Monday, June 18, 2012

Lundi: Recipes

I love really old recipes, like from Ancient Rome or China.  That's why I always jump on any cookbook that updates historical recipes for the modern kitchen.  So it goes without saying that Constance B. Hieatt and Sharon Butler's Pleyn Delit: Medieval Cookery for Modern Cooks is one of my all time favorites.  The book was published in Canada in 1976 and is available online here.

One of my go-to recipes from the book is for spiced wine.  It is a wonderfully tasty concoction that can be made ahead, kept chilled and then broken out for a backyard barbeque or a fancy sit down dinner.  It really is that versatile and it's also a great way to use cheap red wine (like that kind in a box).

3 bottles of red table wine
3/4 cup sugar
1 tbsp honey
1/4 cup cinnamon
2 tbsp ginger and/or galingale
1 tsp each cardamom, mace and nutmeg
1/2 tsp ground cloves

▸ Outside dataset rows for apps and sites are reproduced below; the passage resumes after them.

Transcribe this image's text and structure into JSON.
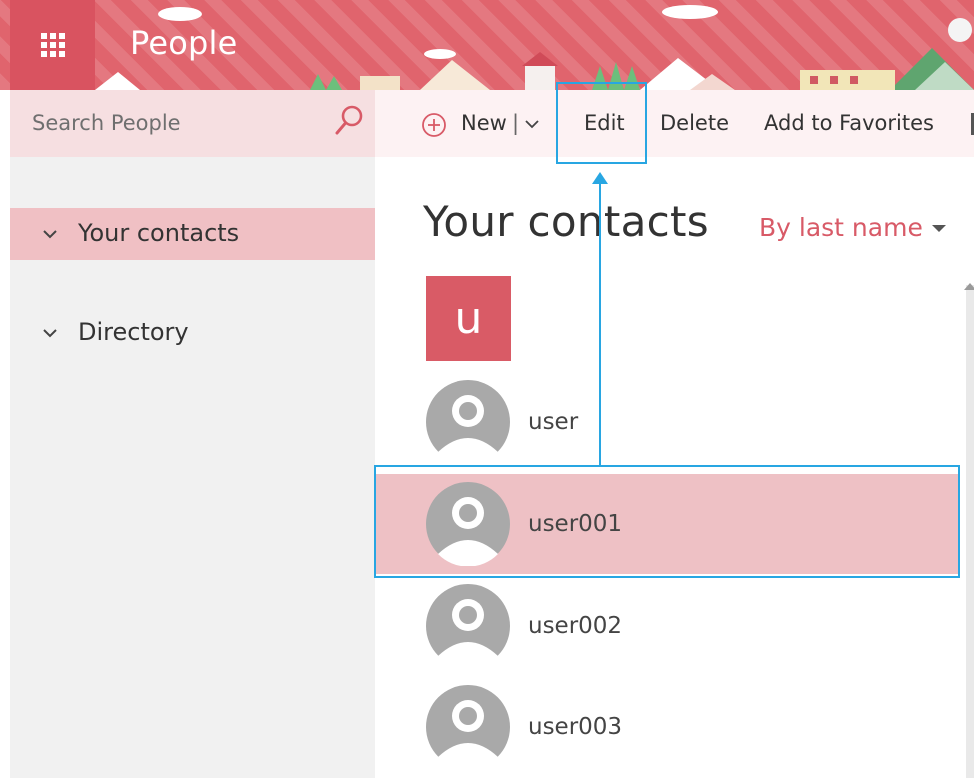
{
  "header": {
    "app_title": "People",
    "waffle_icon": "app-launcher-icon",
    "brand_color": "#e0646d"
  },
  "search": {
    "placeholder": "Search People",
    "value": "",
    "icon": "search-icon"
  },
  "toolbar": {
    "new_label": "New",
    "separator": "|",
    "edit_label": "Edit",
    "delete_label": "Delete",
    "favorites_label": "Add to Favorites"
  },
  "nav": {
    "items": [
      {
        "label": "Your contacts",
        "selected": true
      },
      {
        "label": "Directory",
        "selected": false
      }
    ],
    "selected_color": "#f0c0c4"
  },
  "main": {
    "title": "Your contacts",
    "sort_label": "By last name",
    "letter_tile": "u",
    "accent_color": "#d85a67"
  },
  "contacts": [
    {
      "name": "user",
      "selected": false
    },
    {
      "name": "user001",
      "selected": true
    },
    {
      "name": "user002",
      "selected": false
    },
    {
      "name": "user003",
      "selected": false
    }
  ],
  "annotation": {
    "color": "#28a6e2"
  }
}
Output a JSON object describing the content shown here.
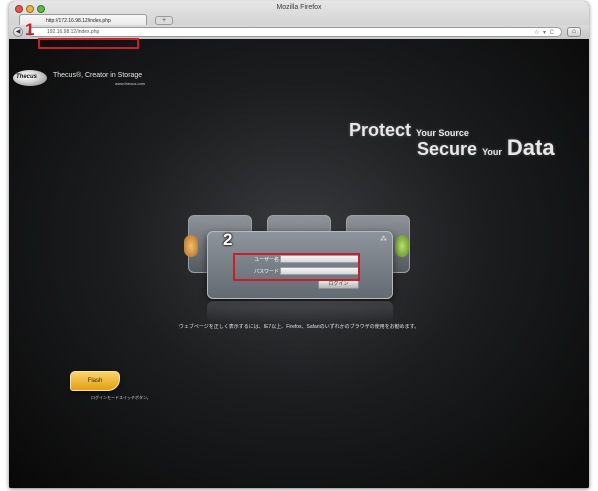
{
  "window": {
    "title": "Mozilla Firefox"
  },
  "tab": {
    "title": "http://172.16.98.12/index.php",
    "new_tab_symbol": "+"
  },
  "navbar": {
    "back_symbol": "◀",
    "url": "192.16.98.12/index.php",
    "tools": "☆ ▾ C",
    "home_symbol": "⌂"
  },
  "brand": {
    "logo_text": "Thecus",
    "tagline": "Thecus®, Creator in Storage",
    "url": "www.thecus.com"
  },
  "hero": {
    "line1_big": "Protect",
    "line1_small": "Your Source",
    "line2_big1": "Secure",
    "line2_small": "Your",
    "line2_big2": "Data"
  },
  "login": {
    "network_icon": "network-icon",
    "username_label": "ユーザー名",
    "password_label": "パスワード",
    "username_value": "",
    "password_value": "",
    "submit_label": "ログイン"
  },
  "notice": "ウェブページを正しく表示するには、IE7以上、Firefox、Safariのいずれかのブラウザの使用をお勧めます。",
  "flash": {
    "label": "Flash",
    "caption": "ログインモードスイッチボタン。"
  },
  "callouts": {
    "first": "1",
    "second": "2"
  },
  "colors": {
    "highlight": "#c8202a",
    "flash_button": "#f0b830",
    "background": "#0c0c0c"
  }
}
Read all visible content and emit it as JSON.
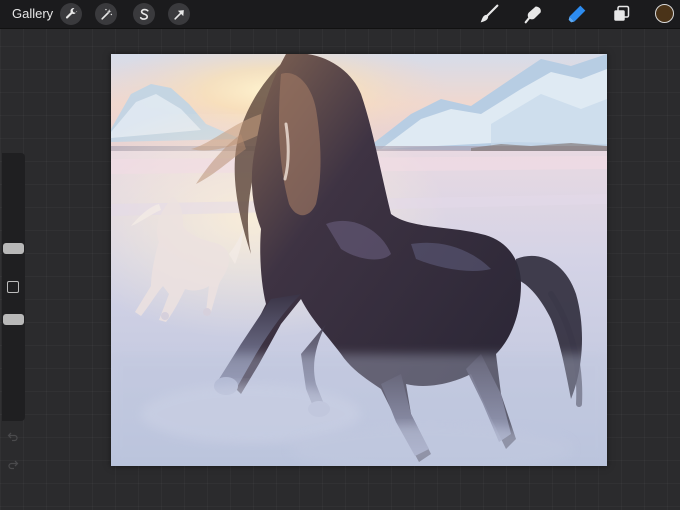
{
  "toolbar": {
    "gallery_label": "Gallery",
    "left_tools": [
      {
        "name": "actions",
        "icon": "wrench-icon"
      },
      {
        "name": "adjustments",
        "icon": "magic-wand-icon"
      },
      {
        "name": "selection",
        "icon": "selection-s-icon"
      },
      {
        "name": "transform",
        "icon": "arrow-cursor-icon"
      }
    ],
    "right_tools": [
      {
        "name": "brush",
        "icon": "brush-icon"
      },
      {
        "name": "smudge",
        "icon": "smudge-finger-icon"
      },
      {
        "name": "eraser",
        "icon": "eraser-icon",
        "active": true
      },
      {
        "name": "layers",
        "icon": "layers-icon"
      }
    ],
    "current_color": "#4a3318",
    "accent_color": "#2d8cf0"
  },
  "sidebar": {
    "brush_size_level": 0.35,
    "opacity_level": 0.62,
    "undo_icon": "undo-arrow-icon",
    "redo_icon": "redo-arrow-icon"
  },
  "canvas": {
    "description_icon": "painting-horses-in-snow"
  }
}
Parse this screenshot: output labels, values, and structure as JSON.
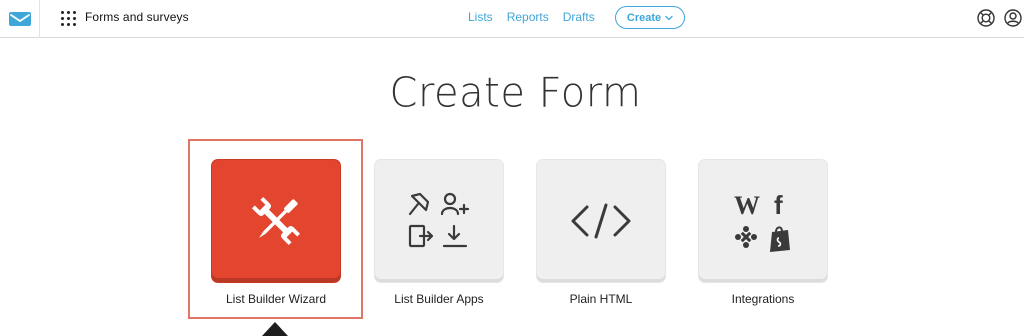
{
  "header": {
    "app_title": "Forms and surveys",
    "nav": [
      {
        "label": "Lists"
      },
      {
        "label": "Reports"
      },
      {
        "label": "Drafts"
      }
    ],
    "create_label": "Create",
    "icons": {
      "logo": "envelope-logo-icon",
      "apps": "apps-grid-icon",
      "help": "help-lifebuoy-icon",
      "account": "user-account-icon"
    }
  },
  "main": {
    "title": "Create Form",
    "options": [
      {
        "label": "List Builder Wizard",
        "icon": "wrench-screwdriver-icon",
        "active": true
      },
      {
        "label": "List Builder Apps",
        "icon": "apps-tools-icon",
        "active": false
      },
      {
        "label": "Plain HTML",
        "icon": "code-brackets-icon",
        "active": false
      },
      {
        "label": "Integrations",
        "icon": "integrations-icon",
        "active": false
      }
    ]
  },
  "colors": {
    "accent": "#3fa6d9",
    "active_card": "#e3452f",
    "card_bg": "#efefef",
    "highlight": "#e07465"
  }
}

Heat the wine to a simmer (don't boil it) and stir in the sugar, honey, and spices over low heat.  Stir until thoroughly dissolved.  Remove from heat and allow to cool for a few moments.  Strain the wine through a fine strainer or cheesecloth and decant into an appropriate container (you can put it back into the bottles it came from if you like; something else will have to stand in if you did indeed go for that big box).

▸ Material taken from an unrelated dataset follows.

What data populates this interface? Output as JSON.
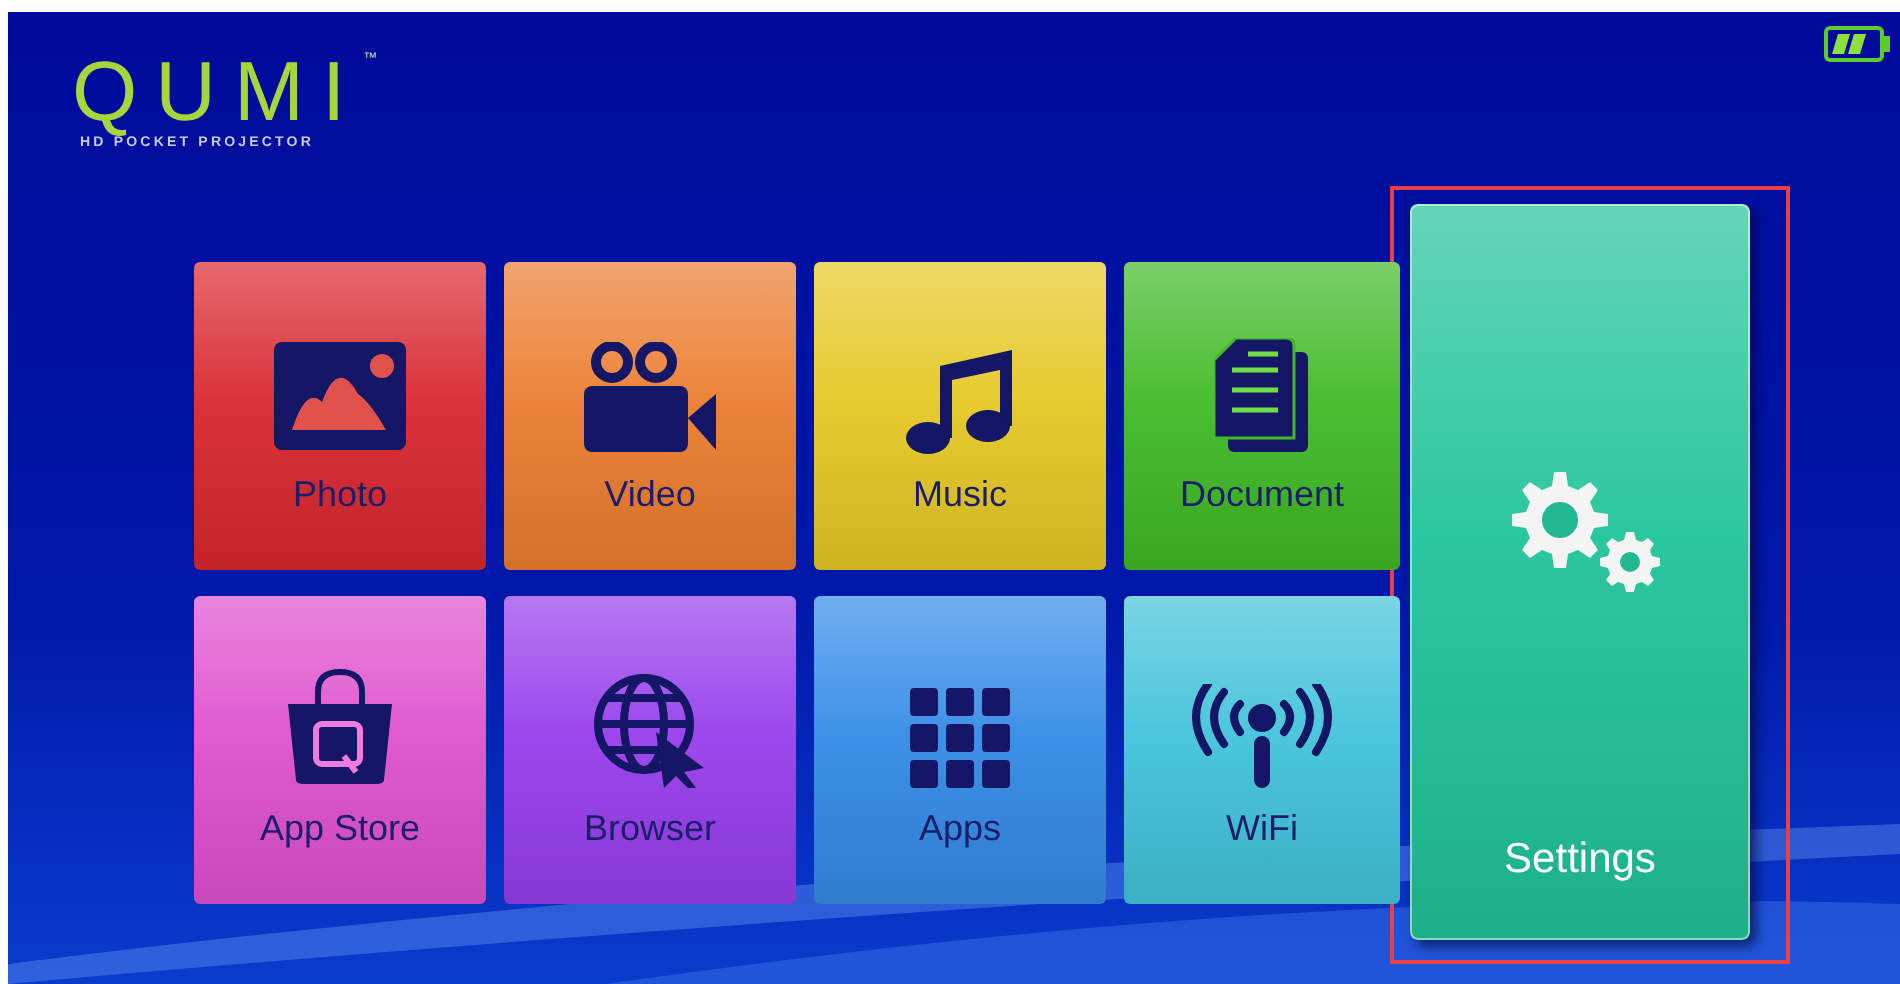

Hieatt and Butler recommend serving the wine at room temperature, which is nice for winter.  In the summer you can chill it a bit if you like.  Another wonderful summer variation is to use rose rather than red wine.  Include a few slices of lemon with the rose to really brighten it up.  Bon appetite ~

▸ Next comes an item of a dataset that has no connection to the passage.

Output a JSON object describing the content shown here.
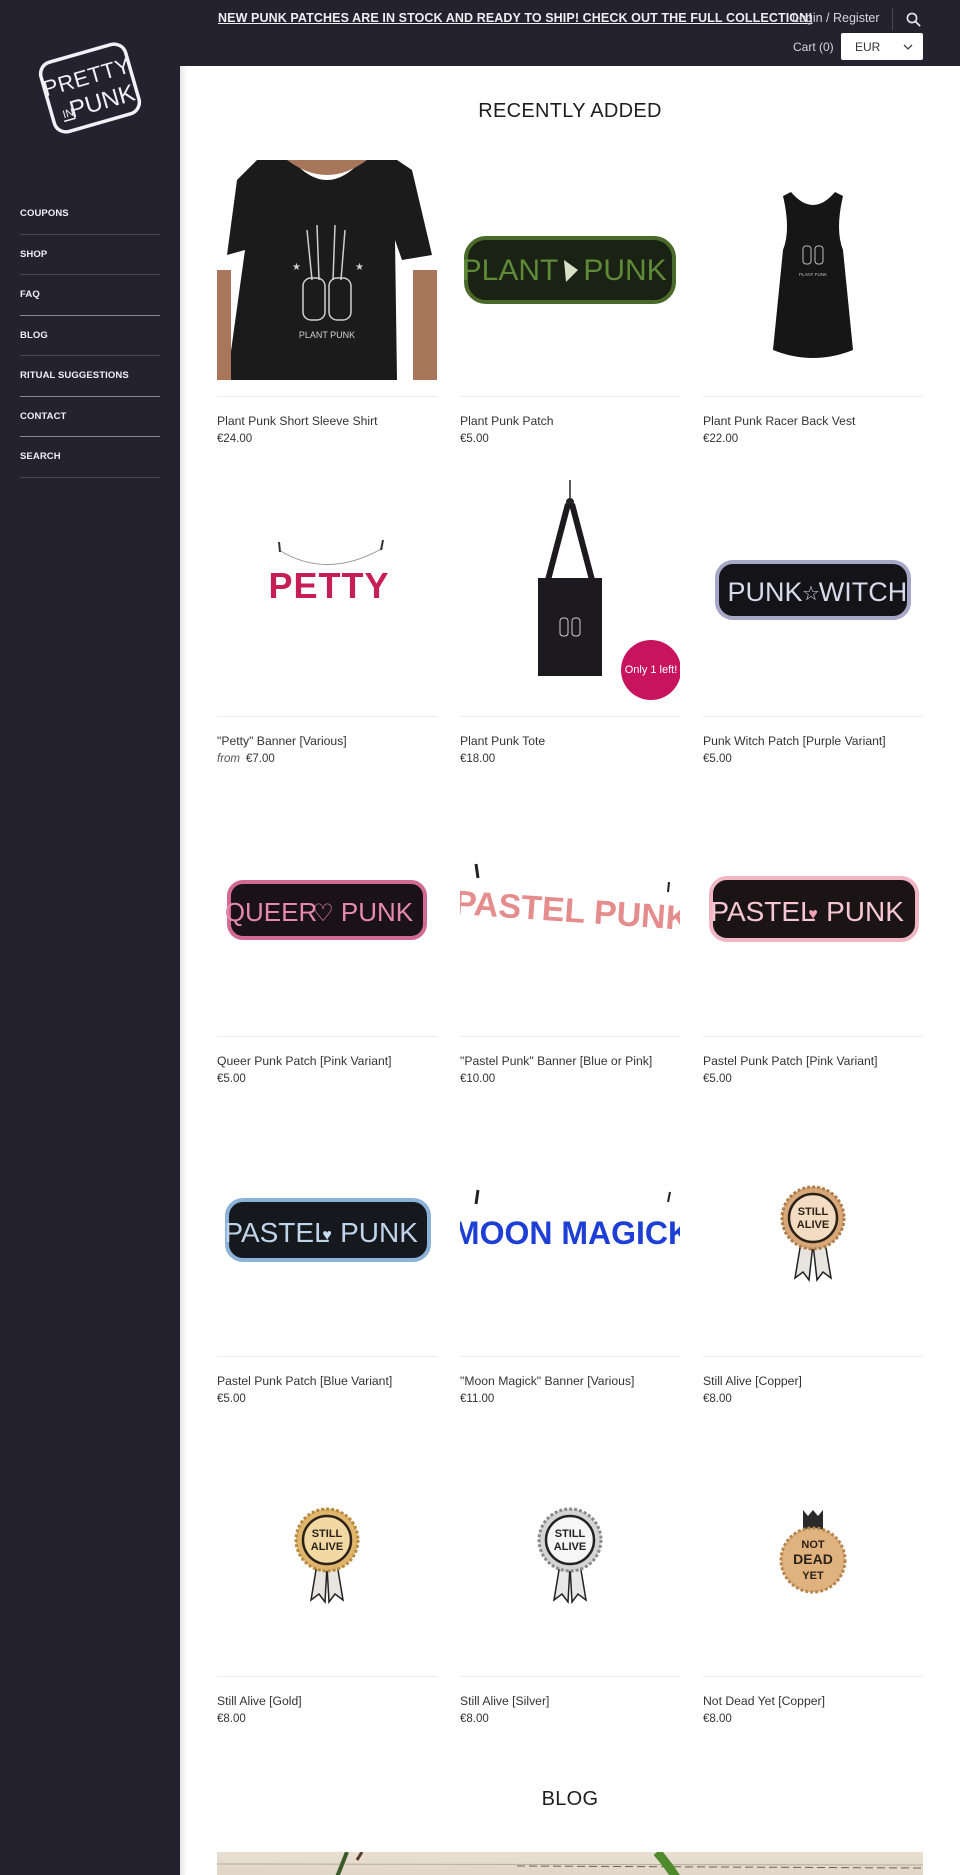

Header: A Monk in the Wine Cellar, Medieval illumination via this post at The Inspiratorium where you will find some interesting facts on Medieval food and drink


Timmy! said...

Hey, don't knock wine in a box, Pauline...


Pauline said...

I here ya; whatever gets it done and - in sailor speak - any port in a storm, I say.

Dave said...

Hi, I just saw this and will have to try it. I'm curious about the use of spices in medieval times, they must have been very expensive and rare, so this would be a drink only the nobility (secular and religious) would have enjoyed?

Pauline said...

Hi Dave; thanks for stopping by. I think your observation is probably correct in general but, for more in depth research (at least on line) I highly recommend The Inpiratorium (link at the end of this post). There's a lot of good info specific to the Medieval era there.